The question was: In a September 2006 report, Beyond Bias and Barriers: Fulfilling the Potential of Women in Academic Science and Engineering, the National Academies stated that, in order to maintain scientific and engineering leadership amid increasing economic and educational globalization, the United States must aggressively pursue the innovative capacity of all people, regardless of sex. Although women make up almost half of the U.S. workforce, they continue to be underrepresented in STEM professions, particularly in the higher academic faculty ranks and leadership positions. As President of the United States, how do you plan to address the need for more women in STEM?

I was disappointed that McCain appears not to have even read the report as his response talks about issues of access in K-12 education, which was not at all related to the report's recommendations on women in higher education and in the profession in STEM (Science, Technology, Engineering and Mathematics) disciplines. Based on the details provided in Obama's response, it is clear that he (or his staff) read the report in detail. I thought there was more thoughtfullness and depth to Obama's responses to the other questions as well.

I love this report! I was not sure whether to vote for Obama and now this seals the deal. He is clearly the only candidate who has a clue on this issue. I am a grad student in organic chemistry and the hostile sexist environment is excruciating. This argument of McCain's that affirmative action is unfair to men is so old and completely ridiculous. He totally forgets that men are the benefactors of positive discrimination all the time. All affirmative action does is give the rest of us a fighting chance. It still falls short of assuring gender equality.

I love the report Beyond Bias and Barriers. Alice Agogino, a co-author of the report and commenter on this page, spoke at my University a couple years ago about it. That was the first time I could rationally understand the miserable experience I was having in graduate school. It was definitely an "Ah-Ha" moment. She was an amazing speaker and is quite a brilliant scientist.

As a radical militant feminist male, I have come to realize that unless men self-identify as feminists, they are my enemy.

John McCain is clearly the enemy and as such he is an easy target for the commenters on this post. Just give him enough rope and he will hang himself.

Obama however, pretends to be better. Does he not remember the audience for these answers? There is a time for political speech and a time to come out strong in support of women. This is one of those times. He simply doesn't go far enough to prove that he is different from all the other sexist men who have run for president.

Don't forget that his refusal to ask Hillary Clinton to be his VP proves that indeed he is sexist, and it is the ultimate slap in the face to women and feminists in the U.S.

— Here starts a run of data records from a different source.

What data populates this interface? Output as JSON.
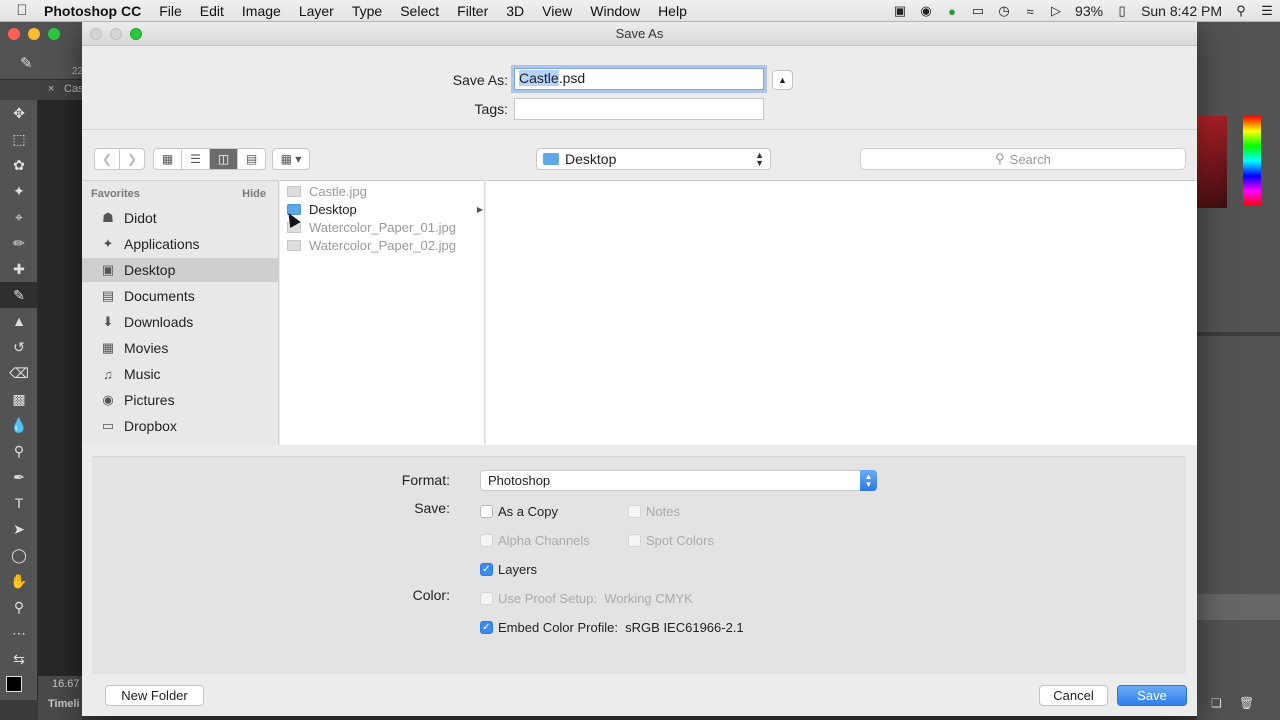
{
  "menubar": {
    "app_name": "Photoshop CC",
    "menus": [
      "File",
      "Edit",
      "Image",
      "Layer",
      "Type",
      "Select",
      "Filter",
      "3D",
      "View",
      "Window",
      "Help"
    ],
    "battery": "93%",
    "clock": "Sun 8:42 PM"
  },
  "background_app": {
    "doc_tab_prefix": "Cas",
    "zoom": "16.67",
    "timeline_tab": "Timeli",
    "size_prefix": "22"
  },
  "dialog": {
    "title": "Save As",
    "save_as_label": "Save As:",
    "filename_selected": "Castle",
    "filename_ext": ".psd",
    "tags_label": "Tags:",
    "location": "Desktop",
    "search_placeholder": "Search",
    "sidebar": {
      "section": "Favorites",
      "hide": "Hide",
      "items": [
        {
          "label": "Didot",
          "icon": "user-icon"
        },
        {
          "label": "Applications",
          "icon": "applications-icon"
        },
        {
          "label": "Desktop",
          "icon": "desktop-icon",
          "selected": true
        },
        {
          "label": "Documents",
          "icon": "documents-icon"
        },
        {
          "label": "Downloads",
          "icon": "downloads-icon"
        },
        {
          "label": "Movies",
          "icon": "movies-icon"
        },
        {
          "label": "Music",
          "icon": "music-icon"
        },
        {
          "label": "Pictures",
          "icon": "pictures-icon"
        },
        {
          "label": "Dropbox",
          "icon": "folder-icon"
        }
      ]
    },
    "files": [
      {
        "name": "Castle.jpg",
        "type": "file",
        "enabled": false
      },
      {
        "name": "Desktop",
        "type": "folder",
        "enabled": true
      },
      {
        "name": "Watercolor_Paper_01.jpg",
        "type": "file",
        "enabled": false
      },
      {
        "name": "Watercolor_Paper_02.jpg",
        "type": "file",
        "enabled": false
      }
    ],
    "options": {
      "format_label": "Format:",
      "format_value": "Photoshop",
      "save_label": "Save:",
      "as_a_copy": "As a Copy",
      "notes": "Notes",
      "alpha_channels": "Alpha Channels",
      "spot_colors": "Spot Colors",
      "layers": "Layers",
      "color_label": "Color:",
      "use_proof_setup": "Use Proof Setup:  Working CMYK",
      "embed_color_profile": "Embed Color Profile:  sRGB IEC61966-2.1"
    },
    "buttons": {
      "new_folder": "New Folder",
      "cancel": "Cancel",
      "save": "Save"
    }
  },
  "colors": {
    "accent": "#3b8cf2",
    "selection": "#b5d3fc",
    "ps_panel": "#535353"
  }
}
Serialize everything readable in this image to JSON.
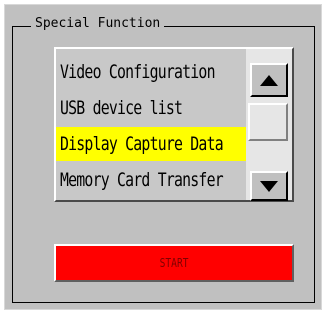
{
  "group": {
    "title": "Special Function"
  },
  "list": {
    "items": [
      {
        "label": "Video Configuration",
        "selected": false
      },
      {
        "label": "USB device list",
        "selected": false
      },
      {
        "label": "Display Capture Data",
        "selected": true
      },
      {
        "label": "Memory Card Transfer",
        "selected": false
      }
    ],
    "selected_color": "#ffff00"
  },
  "scrollbar": {
    "up_icon": "triangle-up-icon",
    "down_icon": "triangle-down-icon"
  },
  "start_button": {
    "label": "START",
    "color": "#ff0000"
  }
}
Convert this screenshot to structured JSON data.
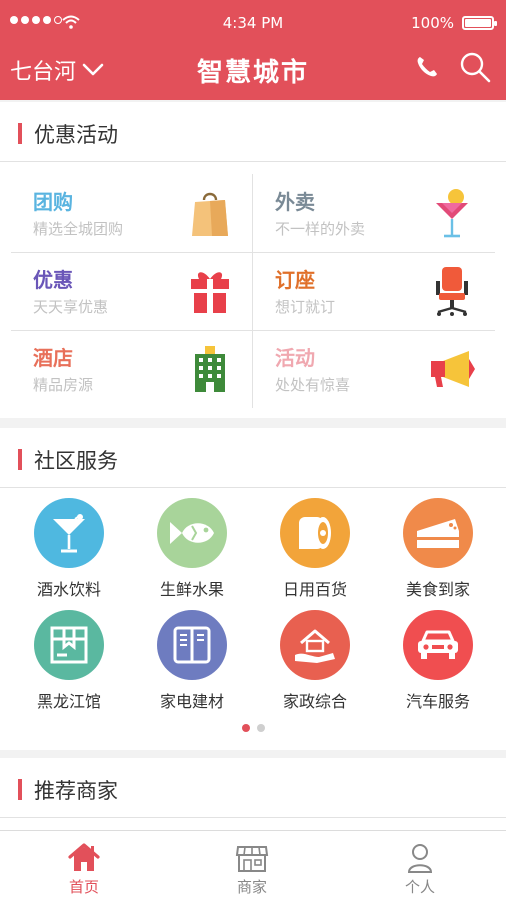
{
  "status_bar": {
    "time": "4:34 PM",
    "battery": "100%",
    "battery_level": 1.0
  },
  "nav": {
    "city": "七台河",
    "title": "智慧城市"
  },
  "colors": {
    "brand": "#e2505a"
  },
  "promotions": {
    "title": "优惠活动",
    "items": [
      {
        "title": "团购",
        "subtitle": "精选全城团购",
        "color": "#5ab4e0",
        "icon": "shopping-bag-icon"
      },
      {
        "title": "外卖",
        "subtitle": "不一样的外卖",
        "color": "#7a8a96",
        "icon": "cocktail-icon"
      },
      {
        "title": "优惠",
        "subtitle": "天天享优惠",
        "color": "#6a56b8",
        "icon": "gift-icon"
      },
      {
        "title": "订座",
        "subtitle": "想订就订",
        "color": "#e0702a",
        "icon": "chair-icon"
      },
      {
        "title": "酒店",
        "subtitle": "精品房源",
        "color": "#e8705a",
        "icon": "hotel-icon"
      },
      {
        "title": "活动",
        "subtitle": "处处有惊喜",
        "color": "#f0a8b0",
        "icon": "megaphone-icon"
      }
    ]
  },
  "community": {
    "title": "社区服务",
    "items": [
      {
        "label": "酒水饮料",
        "color": "#4fb8e0",
        "icon": "cocktail-glass-icon"
      },
      {
        "label": "生鲜水果",
        "color": "#a8d49a",
        "icon": "fish-icon"
      },
      {
        "label": "日用百货",
        "color": "#f2a43a",
        "icon": "toilet-paper-icon"
      },
      {
        "label": "美食到家",
        "color": "#f08a4a",
        "icon": "cake-icon"
      },
      {
        "label": "黑龙江馆",
        "color": "#5ab8a0",
        "icon": "package-icon"
      },
      {
        "label": "家电建材",
        "color": "#6e7cc0",
        "icon": "refrigerator-icon"
      },
      {
        "label": "家政综合",
        "color": "#e86050",
        "icon": "house-hand-icon"
      },
      {
        "label": "汽车服务",
        "color": "#f04e50",
        "icon": "car-icon"
      }
    ],
    "page": 1,
    "page_count": 2
  },
  "recommend": {
    "title": "推荐商家"
  },
  "tabs": [
    {
      "label": "首页",
      "icon": "home-icon",
      "active": true
    },
    {
      "label": "商家",
      "icon": "storefront-icon",
      "active": false
    },
    {
      "label": "个人",
      "icon": "person-icon",
      "active": false
    }
  ]
}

"Don't forget that his refusal to ask Hillary Clinton to be his VP proves that indeed he is sexist, and it is the ultimate slap in the face to women and feminists in the U.S."

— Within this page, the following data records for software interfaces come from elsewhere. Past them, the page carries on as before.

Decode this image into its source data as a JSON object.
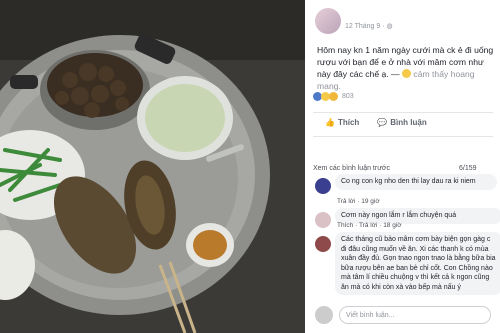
{
  "post": {
    "time": "12 Tháng 9",
    "text": "Hôm nay kn 1 năm ngày cưới mà ck ẻ đi uống rượu với bạn để e ở nhà với mâm cơm như này đây các chế ạ. —",
    "feeling": "cảm thấy hoang mang."
  },
  "reactions": {
    "count": "803"
  },
  "actions": {
    "like": "Thích",
    "comment": "Bình luận"
  },
  "comments": {
    "more_link": "Xem các bình luận trước",
    "pager": "6/159",
    "items": [
      {
        "text": "Co ng con kg nho den thi lay dau ra ki niem",
        "reply": "Trả lời",
        "ago": "19 giờ"
      },
      {
        "text": "Cơm này ngon lắm r lắm chuyện quá",
        "like": "Thích",
        "reply": "Trả lời",
        "ago": "18 giờ"
      },
      {
        "text": "Các tháng cũ bảo mâm cơm bày biện gọn gàg c đi đâu cũng muốn về ăn. Xi các thanh k có mùa xuân đầy đủ. Gọn tnao ngon tnao là bằng bữa bia bữa rượu bên ae ban bè chỉ cốt. Con Chồng nào mà tâm lí chiều chuộng v thì kết cả k ngon cũng ăn mà có khi còn xà vào bếp mà nấu ý"
      }
    ]
  },
  "composer": {
    "placeholder": "Viết bình luận..."
  }
}
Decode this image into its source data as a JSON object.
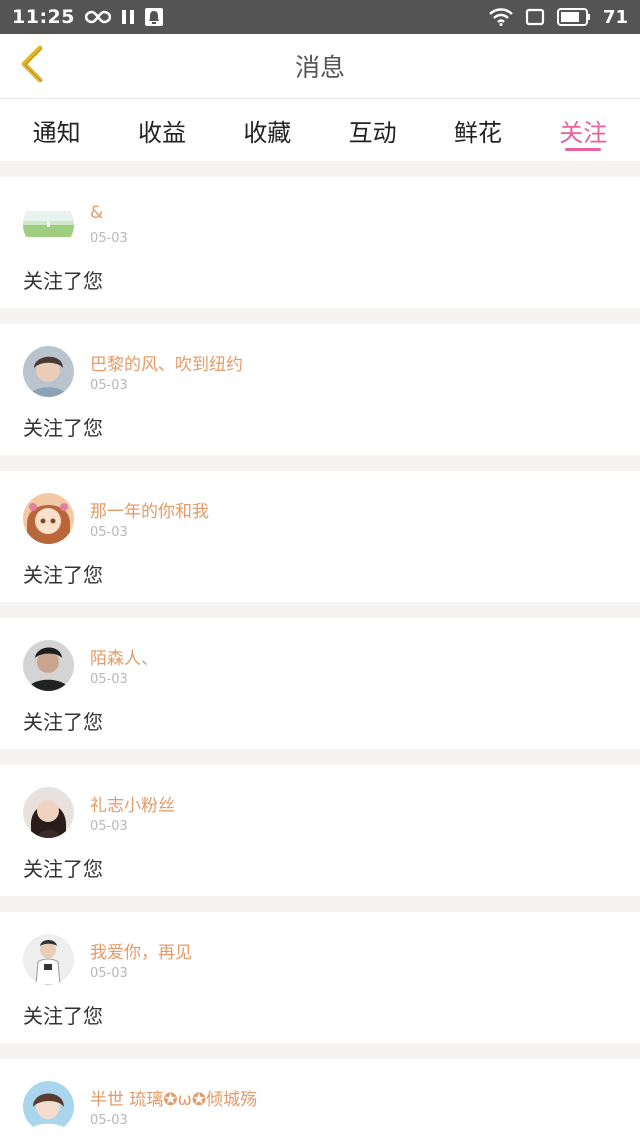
{
  "status_bar": {
    "time": "11:25",
    "battery": "71",
    "icons": [
      "infinity-icon",
      "pause-icon",
      "notification-icon",
      "wifi-icon",
      "screen-icon",
      "battery-icon"
    ]
  },
  "header": {
    "title": "消息",
    "back_icon": "chevron-left-icon"
  },
  "tabs": [
    {
      "label": "通知",
      "active": false
    },
    {
      "label": "收益",
      "active": false
    },
    {
      "label": "收藏",
      "active": false
    },
    {
      "label": "互动",
      "active": false
    },
    {
      "label": "鲜花",
      "active": false
    },
    {
      "label": "关注",
      "active": true
    }
  ],
  "colors": {
    "accent": "#e8609c",
    "name": "#e59b67",
    "back_arrow": "#e3b827",
    "status_bar": "#545454"
  },
  "items": [
    {
      "name": "&",
      "date": "05-03",
      "action": "关注了您"
    },
    {
      "name": "巴黎的风、吹到纽约",
      "date": "05-03",
      "action": "关注了您"
    },
    {
      "name": "那一年的你和我",
      "date": "05-03",
      "action": "关注了您"
    },
    {
      "name": "陌森人、",
      "date": "05-03",
      "action": "关注了您"
    },
    {
      "name": "礼志小粉丝",
      "date": "05-03",
      "action": "关注了您"
    },
    {
      "name": "我爱你，再见",
      "date": "05-03",
      "action": "关注了您"
    },
    {
      "name": "半世 琉璃✪ω✪倾城殇",
      "date": "05-03",
      "action": ""
    }
  ]
}
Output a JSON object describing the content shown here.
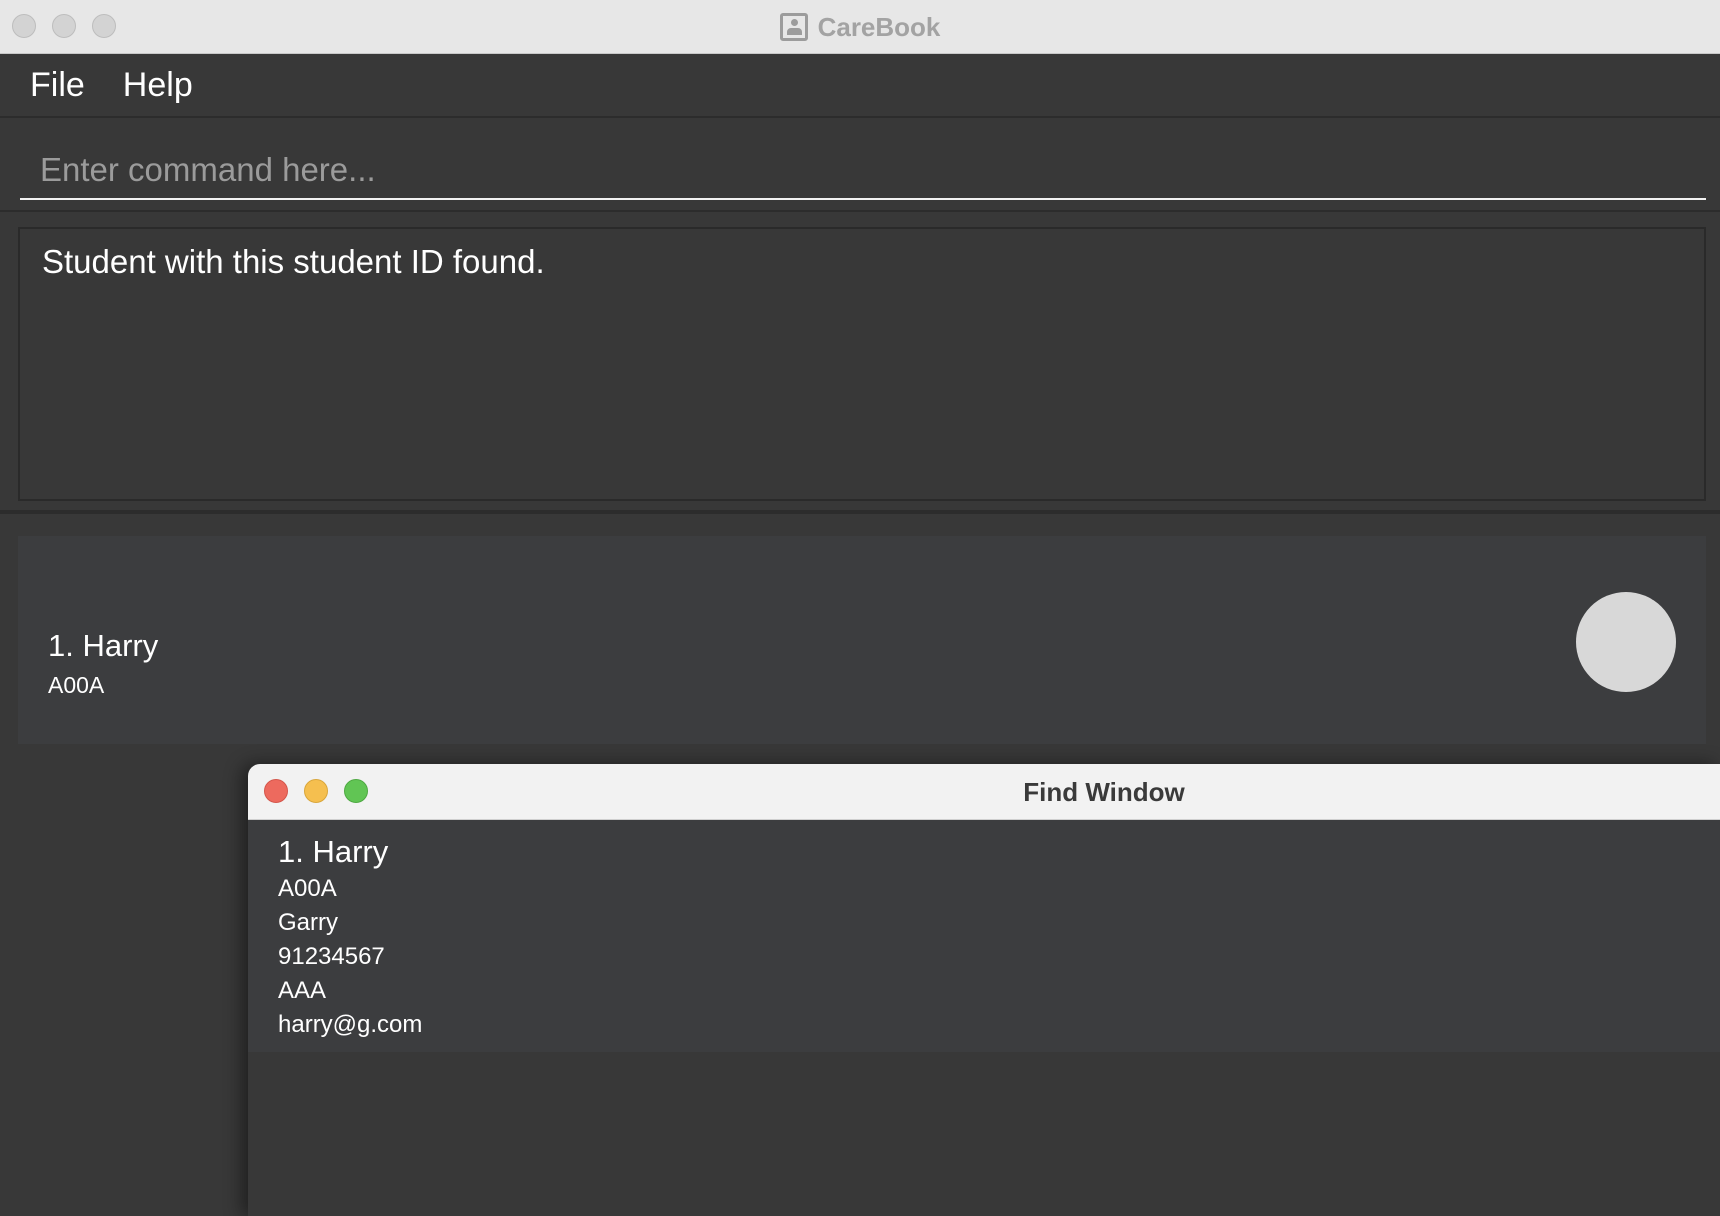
{
  "main_window": {
    "title": "CareBook",
    "menu": [
      "File",
      "Help"
    ],
    "command": {
      "value": "",
      "placeholder": "Enter command here..."
    },
    "result_message": "Student with this student ID found.",
    "students": [
      {
        "index_name": "1. Harry",
        "student_id": "A00A"
      }
    ]
  },
  "find_window": {
    "title": "Find Window",
    "result": {
      "index_name": "1. Harry",
      "lines": [
        "A00A",
        "Garry",
        "91234567",
        "AAA",
        "harry@g.com"
      ]
    }
  },
  "colors": {
    "background": "#383838",
    "card": "#3c3d3f",
    "close": "#ed6a5e",
    "minimize": "#f5bf4f",
    "zoom": "#61c554",
    "avatar": "#d8d8d8"
  }
}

I don't agree with this. He's under no obligation to ask Hillary to be his VP, just because she's a woman. Don't insult our intelligence, you're as bad as McCain, thinking we'll vote for him because he has a woman for VP candidate.

By another chemist (not verified) on 19 Oct 2008 #permalink

If Obama was really a feminist he would have stepped aside and let Hillary Clinton win the nomination. The absolute equality of women is THE MOST IMPORTANT ISSUE facing the world today, bar none.
McCain might think that you will vote for him because he has a woman as his running mate, but I certainly don't think that.
I do hope that every time you are filled with hatred for Sarah Palin, you remember that instead of a woman in the Oval Office, we will have just another member of the old boys club.

If Obama really wants to help the feminist cause, Hillary Clinton should get a powerful cabinet post rather than the jar of warm piss otherwise known as the VP.

Also, I don't think Obama is a feminist. I think he's going out of his way to not be an *ist of any sort.
His general approach just doesn't seem to indicate he's a OMG THERE IS ONLY ONE ISSUE!!111!!!ELEVENTY! sort of individual. Personally I think that, in addition to that being a sign of his general intellectual vigor, that's the only approach that should be electable in a country as diverse as ours.